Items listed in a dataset

#####

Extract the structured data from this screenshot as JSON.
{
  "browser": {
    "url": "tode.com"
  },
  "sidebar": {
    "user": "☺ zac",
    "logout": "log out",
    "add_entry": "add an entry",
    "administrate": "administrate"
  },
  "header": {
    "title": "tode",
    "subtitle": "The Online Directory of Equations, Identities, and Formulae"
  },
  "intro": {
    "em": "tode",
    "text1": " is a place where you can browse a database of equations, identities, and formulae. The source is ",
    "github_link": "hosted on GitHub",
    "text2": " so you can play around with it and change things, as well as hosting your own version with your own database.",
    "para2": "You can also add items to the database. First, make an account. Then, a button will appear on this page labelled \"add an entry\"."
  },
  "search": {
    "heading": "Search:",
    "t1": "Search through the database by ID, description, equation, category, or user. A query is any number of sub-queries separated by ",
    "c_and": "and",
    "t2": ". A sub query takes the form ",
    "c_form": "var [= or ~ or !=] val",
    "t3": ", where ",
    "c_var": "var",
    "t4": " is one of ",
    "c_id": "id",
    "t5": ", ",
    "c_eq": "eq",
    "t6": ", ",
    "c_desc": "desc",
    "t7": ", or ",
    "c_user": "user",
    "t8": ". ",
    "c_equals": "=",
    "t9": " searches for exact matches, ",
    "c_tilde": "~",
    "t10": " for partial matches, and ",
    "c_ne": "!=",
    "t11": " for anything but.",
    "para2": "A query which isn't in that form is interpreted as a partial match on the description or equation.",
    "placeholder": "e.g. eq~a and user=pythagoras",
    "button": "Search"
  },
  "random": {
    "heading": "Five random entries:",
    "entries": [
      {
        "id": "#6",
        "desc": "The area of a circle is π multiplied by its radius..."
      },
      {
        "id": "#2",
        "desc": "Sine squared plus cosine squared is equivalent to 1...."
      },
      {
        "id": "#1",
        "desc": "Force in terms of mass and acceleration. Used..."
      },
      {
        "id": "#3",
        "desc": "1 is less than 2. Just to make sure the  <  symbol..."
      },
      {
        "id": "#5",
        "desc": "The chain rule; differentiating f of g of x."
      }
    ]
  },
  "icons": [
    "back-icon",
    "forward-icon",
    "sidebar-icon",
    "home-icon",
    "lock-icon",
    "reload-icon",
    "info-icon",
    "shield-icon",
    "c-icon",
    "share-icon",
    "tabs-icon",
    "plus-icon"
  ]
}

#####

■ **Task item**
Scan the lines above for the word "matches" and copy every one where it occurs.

■ **Answer below**
    "t9": " searches for exact matches, ",
    "t10": " for partial matches, and ",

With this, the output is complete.